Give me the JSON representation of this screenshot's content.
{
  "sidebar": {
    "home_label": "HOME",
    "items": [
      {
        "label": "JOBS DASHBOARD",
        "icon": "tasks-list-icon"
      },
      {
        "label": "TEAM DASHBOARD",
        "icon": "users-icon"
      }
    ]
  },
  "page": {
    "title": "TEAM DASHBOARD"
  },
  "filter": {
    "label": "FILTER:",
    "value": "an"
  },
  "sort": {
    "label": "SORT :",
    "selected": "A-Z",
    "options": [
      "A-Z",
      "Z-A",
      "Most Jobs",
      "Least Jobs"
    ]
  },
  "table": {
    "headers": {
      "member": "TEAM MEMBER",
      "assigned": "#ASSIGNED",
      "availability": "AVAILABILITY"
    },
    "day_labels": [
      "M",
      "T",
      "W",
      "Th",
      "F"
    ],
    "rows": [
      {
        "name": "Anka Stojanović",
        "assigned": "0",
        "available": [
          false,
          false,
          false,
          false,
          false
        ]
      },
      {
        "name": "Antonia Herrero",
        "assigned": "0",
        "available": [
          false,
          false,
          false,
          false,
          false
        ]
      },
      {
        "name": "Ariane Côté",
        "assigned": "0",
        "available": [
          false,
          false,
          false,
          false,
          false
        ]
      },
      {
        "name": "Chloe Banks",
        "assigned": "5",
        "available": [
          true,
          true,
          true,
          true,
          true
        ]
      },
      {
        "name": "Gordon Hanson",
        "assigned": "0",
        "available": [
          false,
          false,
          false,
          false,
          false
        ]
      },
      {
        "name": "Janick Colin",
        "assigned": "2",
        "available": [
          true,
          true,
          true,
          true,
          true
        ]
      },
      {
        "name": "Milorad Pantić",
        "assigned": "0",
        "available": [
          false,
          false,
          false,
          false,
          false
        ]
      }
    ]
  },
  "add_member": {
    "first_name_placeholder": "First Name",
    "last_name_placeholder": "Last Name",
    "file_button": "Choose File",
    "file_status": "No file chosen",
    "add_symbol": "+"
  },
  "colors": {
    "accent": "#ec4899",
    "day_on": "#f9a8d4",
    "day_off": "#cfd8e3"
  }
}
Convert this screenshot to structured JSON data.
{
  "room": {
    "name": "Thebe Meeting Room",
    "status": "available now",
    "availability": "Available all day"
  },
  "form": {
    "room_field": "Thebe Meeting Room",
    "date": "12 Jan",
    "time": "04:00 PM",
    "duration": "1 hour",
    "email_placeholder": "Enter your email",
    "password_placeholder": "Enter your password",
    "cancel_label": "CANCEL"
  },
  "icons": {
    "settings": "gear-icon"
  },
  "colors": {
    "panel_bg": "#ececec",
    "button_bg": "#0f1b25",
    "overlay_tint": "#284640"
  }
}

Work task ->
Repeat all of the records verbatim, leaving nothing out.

The completed task ->
Give me the JSON representation of this screenshot's content.
{
  "sidebar": {
    "home_label": "HOME",
    "items": [
      {
        "label": "JOBS DASHBOARD",
        "icon": "tasks-list-icon"
      },
      {
        "label": "TEAM DASHBOARD",
        "icon": "users-icon"
      }
    ]
  },
  "page": {
    "title": "TEAM DASHBOARD"
  },
  "filter": {
    "label": "FILTER:",
    "value": "an"
  },
  "sort": {
    "label": "SORT :",
    "selected": "A-Z",
    "options": [
      "A-Z",
      "Z-A",
      "Most Jobs",
      "Least Jobs"
    ]
  },
  "table": {
    "headers": {
      "member": "TEAM MEMBER",
      "assigned": "#ASSIGNED",
      "availability": "AVAILABILITY"
    },
    "day_labels": [
      "M",
      "T",
      "W",
      "Th",
      "F"
    ],
    "rows": [
      {
        "name": "Anka Stojanović",
        "assigned": "0",
        "available": [
          false,
          false,
          false,
          false,
          false
        ]
      },
      {
        "name": "Antonia Herrero",
        "assigned": "0",
        "available": [
          false,
          false,
          false,
          false,
          false
        ]
      },
      {
        "name": "Ariane Côté",
        "assigned": "0",
        "available": [
          false,
          false,
          false,
          false,
          false
        ]
      },
      {
        "name": "Chloe Banks",
        "assigned": "5",
        "available": [
          true,
          true,
          true,
          true,
          true
        ]
      },
      {
        "name": "Gordon Hanson",
        "assigned": "0",
        "available": [
          false,
          false,
          false,
          false,
          false
        ]
      },
      {
        "name": "Janick Colin",
        "assigned": "2",
        "available": [
          true,
          true,
          true,
          true,
          true
        ]
      },
      {
        "name": "Milorad Pantić",
        "assigned": "0",
        "available": [
          false,
          false,
          false,
          false,
          false
        ]
      }
    ]
  },
  "add_member": {
    "first_name_placeholder": "First Name",
    "last_name_placeholder": "Last Name",
    "file_button": "Choose File",
    "file_status": "No file chosen",
    "add_symbol": "+"
  },
  "colors": {
    "accent": "#ec4899",
    "day_on": "#f9a8d4",
    "day_off": "#cfd8e3"
  }
}
Convert this screenshot to structured JSON data.
{
  "room": {
    "name": "Thebe Meeting Room",
    "status": "available now",
    "availability": "Available all day"
  },
  "form": {
    "room_field": "Thebe Meeting Room",
    "date": "12 Jan",
    "time": "04:00 PM",
    "duration": "1 hour",
    "email_placeholder": "Enter your email",
    "password_placeholder": "Enter your password",
    "cancel_label": "CANCEL"
  },
  "icons": {
    "settings": "gear-icon"
  },
  "colors": {
    "panel_bg": "#ececec",
    "button_bg": "#0f1b25",
    "overlay_tint": "#284640"
  }
}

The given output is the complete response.